> [Goal of the exercise]: Please print the full listing below exactly, but not the pictures in it.

========================

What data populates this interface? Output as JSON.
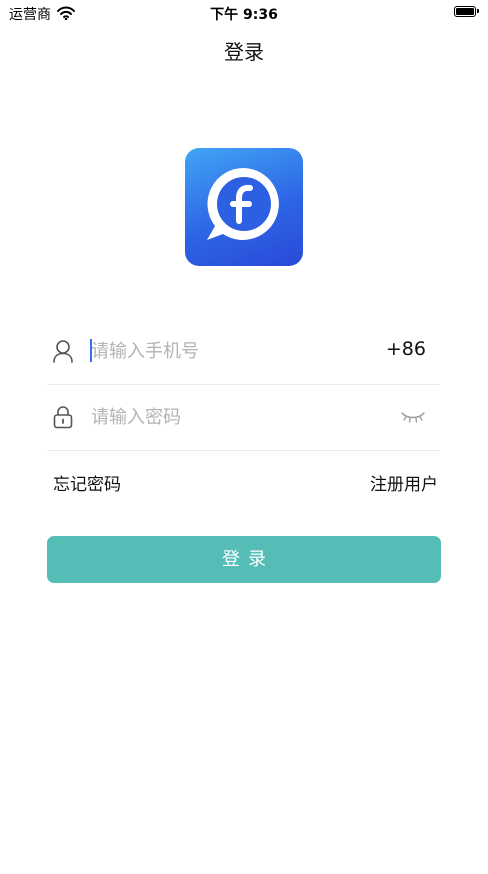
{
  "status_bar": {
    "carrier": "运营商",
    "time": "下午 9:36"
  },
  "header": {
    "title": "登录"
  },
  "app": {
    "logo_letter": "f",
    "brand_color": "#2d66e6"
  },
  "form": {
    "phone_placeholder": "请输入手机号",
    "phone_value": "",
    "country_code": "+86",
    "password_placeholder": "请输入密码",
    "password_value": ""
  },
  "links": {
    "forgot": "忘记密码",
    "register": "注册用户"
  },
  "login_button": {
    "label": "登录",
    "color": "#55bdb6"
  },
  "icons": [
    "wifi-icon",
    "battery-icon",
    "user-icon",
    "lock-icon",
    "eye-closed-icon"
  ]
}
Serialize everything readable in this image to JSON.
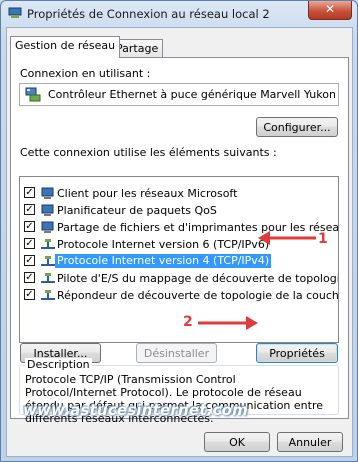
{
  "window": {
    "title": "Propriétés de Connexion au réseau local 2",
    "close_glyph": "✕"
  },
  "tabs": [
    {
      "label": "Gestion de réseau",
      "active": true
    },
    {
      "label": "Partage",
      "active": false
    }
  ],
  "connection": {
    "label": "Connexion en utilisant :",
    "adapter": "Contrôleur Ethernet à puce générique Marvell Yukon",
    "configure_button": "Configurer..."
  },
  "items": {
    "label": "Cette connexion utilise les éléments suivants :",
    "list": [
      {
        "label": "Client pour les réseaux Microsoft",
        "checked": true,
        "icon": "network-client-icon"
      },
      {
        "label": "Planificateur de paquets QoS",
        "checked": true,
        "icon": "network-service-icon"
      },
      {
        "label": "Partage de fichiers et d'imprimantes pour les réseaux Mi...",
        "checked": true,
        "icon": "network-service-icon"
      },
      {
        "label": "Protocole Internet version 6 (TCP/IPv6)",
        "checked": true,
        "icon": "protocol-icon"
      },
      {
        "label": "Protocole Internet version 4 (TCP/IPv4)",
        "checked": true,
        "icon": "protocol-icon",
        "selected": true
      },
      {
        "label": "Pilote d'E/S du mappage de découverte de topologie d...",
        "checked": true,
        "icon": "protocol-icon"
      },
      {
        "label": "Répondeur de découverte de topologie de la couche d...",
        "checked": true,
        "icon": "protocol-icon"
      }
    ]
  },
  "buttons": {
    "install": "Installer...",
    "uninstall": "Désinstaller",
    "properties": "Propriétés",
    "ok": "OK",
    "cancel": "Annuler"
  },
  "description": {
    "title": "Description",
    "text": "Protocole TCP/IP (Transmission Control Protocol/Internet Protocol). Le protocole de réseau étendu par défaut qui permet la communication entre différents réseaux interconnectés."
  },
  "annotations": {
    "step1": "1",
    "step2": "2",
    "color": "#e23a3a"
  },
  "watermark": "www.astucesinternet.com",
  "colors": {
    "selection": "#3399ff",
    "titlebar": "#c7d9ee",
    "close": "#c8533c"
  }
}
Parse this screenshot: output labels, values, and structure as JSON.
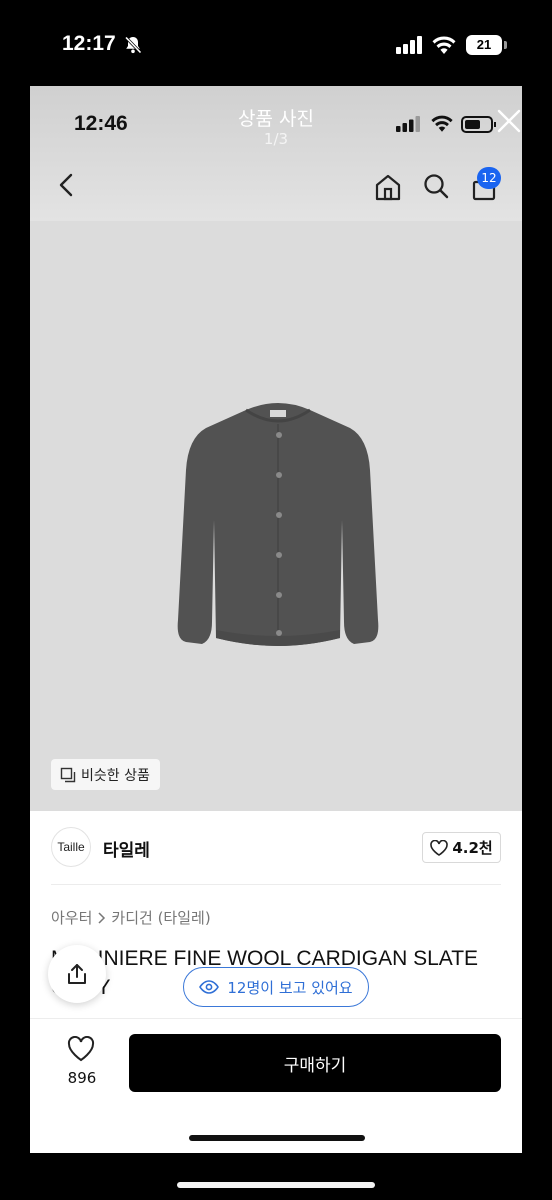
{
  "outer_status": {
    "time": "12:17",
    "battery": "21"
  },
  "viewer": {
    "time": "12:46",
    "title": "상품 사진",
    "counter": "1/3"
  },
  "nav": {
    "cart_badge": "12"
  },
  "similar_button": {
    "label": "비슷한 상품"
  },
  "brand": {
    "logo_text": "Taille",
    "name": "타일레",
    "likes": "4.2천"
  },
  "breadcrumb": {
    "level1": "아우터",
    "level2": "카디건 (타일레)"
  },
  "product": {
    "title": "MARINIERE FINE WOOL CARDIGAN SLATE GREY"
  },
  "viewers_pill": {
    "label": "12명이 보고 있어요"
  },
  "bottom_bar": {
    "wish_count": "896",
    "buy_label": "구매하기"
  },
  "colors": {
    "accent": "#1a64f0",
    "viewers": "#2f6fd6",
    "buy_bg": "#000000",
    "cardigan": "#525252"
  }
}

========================

> [Response for this exercise]:
What data populates this interface? Output as JSON.
{
  "status_bar": {
    "carrier": "运营商",
    "time": "下午 9:36"
  },
  "header": {
    "title": "登录"
  },
  "app": {
    "logo_letter": "f",
    "brand_color": "#2d66e6"
  },
  "form": {
    "phone_placeholder": "请输入手机号",
    "phone_value": "",
    "country_code": "+86",
    "password_placeholder": "请输入密码",
    "password_value": ""
  },
  "links": {
    "forgot": "忘记密码",
    "register": "注册用户"
  },
  "login_button": {
    "label": "登录",
    "color": "#55bdb6"
  },
  "icons": [
    "wifi-icon",
    "battery-icon",
    "user-icon",
    "lock-icon",
    "eye-closed-icon"
  ]
}
Serialize everything readable in this image to JSON.
{
  "window": {
    "title": "Propriétés de Connexion au réseau local 2",
    "close_glyph": "✕"
  },
  "tabs": [
    {
      "label": "Gestion de réseau",
      "active": true
    },
    {
      "label": "Partage",
      "active": false
    }
  ],
  "connection": {
    "label": "Connexion en utilisant :",
    "adapter": "Contrôleur Ethernet à puce générique Marvell Yukon",
    "configure_button": "Configurer..."
  },
  "items": {
    "label": "Cette connexion utilise les éléments suivants :",
    "list": [
      {
        "label": "Client pour les réseaux Microsoft",
        "checked": true,
        "icon": "network-client-icon"
      },
      {
        "label": "Planificateur de paquets QoS",
        "checked": true,
        "icon": "network-service-icon"
      },
      {
        "label": "Partage de fichiers et d'imprimantes pour les réseaux Mi...",
        "checked": true,
        "icon": "network-service-icon"
      },
      {
        "label": "Protocole Internet version 6 (TCP/IPv6)",
        "checked": true,
        "icon": "protocol-icon"
      },
      {
        "label": "Protocole Internet version 4 (TCP/IPv4)",
        "checked": true,
        "icon": "protocol-icon",
        "selected": true
      },
      {
        "label": "Pilote d'E/S du mappage de découverte de topologie d...",
        "checked": true,
        "icon": "protocol-icon"
      },
      {
        "label": "Répondeur de découverte de topologie de la couche d...",
        "checked": true,
        "icon": "protocol-icon"
      }
    ]
  },
  "buttons": {
    "install": "Installer...",
    "uninstall": "Désinstaller",
    "properties": "Propriétés",
    "ok": "OK",
    "cancel": "Annuler"
  },
  "description": {
    "title": "Description",
    "text": "Protocole TCP/IP (Transmission Control Protocol/Internet Protocol). Le protocole de réseau étendu par défaut qui permet la communication entre différents réseaux interconnectés."
  },
  "annotations": {
    "step1": "1",
    "step2": "2",
    "color": "#e23a3a"
  },
  "watermark": "www.astucesinternet.com",
  "colors": {
    "selection": "#3399ff",
    "titlebar": "#c7d9ee",
    "close": "#c8533c"
  }
}
Parse this screenshot: output labels, values, and structure as JSON.
{
  "outer_status": {
    "time": "12:17",
    "battery": "21"
  },
  "viewer": {
    "time": "12:46",
    "title": "상품 사진",
    "counter": "1/3"
  },
  "nav": {
    "cart_badge": "12"
  },
  "similar_button": {
    "label": "비슷한 상품"
  },
  "brand": {
    "logo_text": "Taille",
    "name": "타일레",
    "likes": "4.2천"
  },
  "breadcrumb": {
    "level1": "아우터",
    "level2": "카디건 (타일레)"
  },
  "product": {
    "title": "MARINIERE FINE WOOL CARDIGAN SLATE GREY"
  },
  "viewers_pill": {
    "label": "12명이 보고 있어요"
  },
  "bottom_bar": {
    "wish_count": "896",
    "buy_label": "구매하기"
  },
  "colors": {
    "accent": "#1a64f0",
    "viewers": "#2f6fd6",
    "buy_bg": "#000000",
    "cardigan": "#525252"
  }
}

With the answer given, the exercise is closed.